  • My fiance and I are moving to NYC and will be renting. As renters, do we have the option of choosing an ESCO?
  • Thank you for a most informative article. Although I am a single consumer -- not a building-- your information is applicable and most helpful. What I do not yet understand is why Con Ed assesses a fee for its customers who DO NOT shop for energy elsewhere. Can you enlighten me?Thank you.
  • I feel that we are being charged two rates when dealing with two power companies, and to have the right to charge for two months after you cancel is outrages, when you first move to an area there is no one to talk with about power or gas because you are in the middle of moving. these issue should be address.

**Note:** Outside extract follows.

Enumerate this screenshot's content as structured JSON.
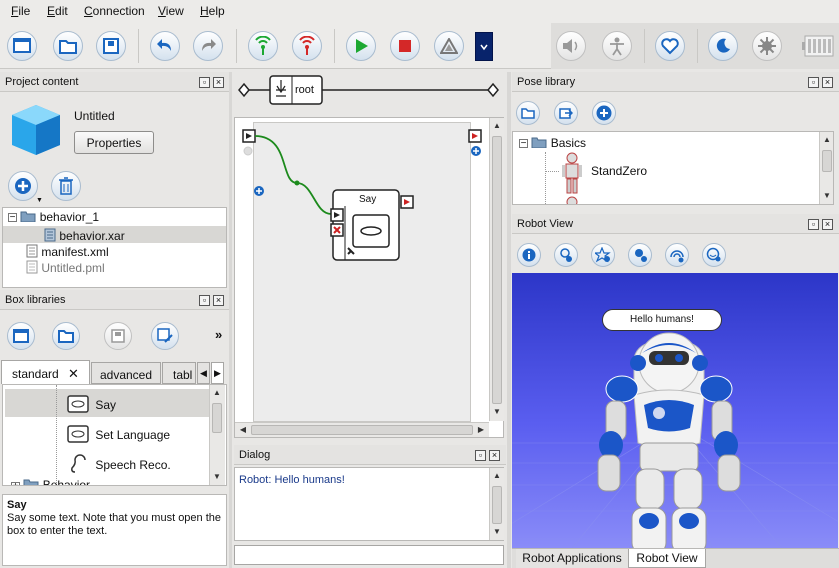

  • The ESCO model has been around for a long time, and jungidg from the relatively profitable outcome for the companies involved, it certainly delivers savings somewhere. The problem with this model is that it inherently focuses only on the most significant potential gains, at the expense of all the other upgrades that should be undertaken simultaneously. For example, an ESCO might see that a quick lighting retrofit consisting of better lamps would have significant immediate returns, and implement this. But really, a longer term perspective would suggest that it would be better to upgrde the whole lighting fixture and control system to generate better savings over the longer term. This kind of retrofit is too expensive for the short term payback sought by the ESCO, so these potential savings will be left on the table every time. And once the potential savings stream from the lamp component is captured by the ESCO, the rest of the upgrade will never again be cost-effective.In the article above, the school district achieved energy savings of about 11%. This is the right direction, but the kinds of performance improvements being discused nationally and locally for codes and voluntary programs are in the neighborhood of 30-50% energy use reduction, increasing to net zero energy performance for buildings within about 20 years. Unless we focus on programs that deliver these kinds of deep energy savings now, we're just rearranging the deck chairs.
  • so where r u saving if ur paying 2 bills. Sounds like a scam to me. I know someone with such a problem. He didnt even sign a contract yet the esco charged the same amount con ed did.
  • I switched to an ESCO, Amplified Power and Gas and was promised a low rate for 3 months. After the first month they charged me double. A $191 bill was $495!!!! I switched back but for this month they are still my supplier and charging me outragous amounts of money. Dont switch its not worth the hassle and money.
  • This is about the 4th article I've read re: ESCO's and I believe this is why I did not go with and ESCO myself at home when it was offered. Let me know your thoughts.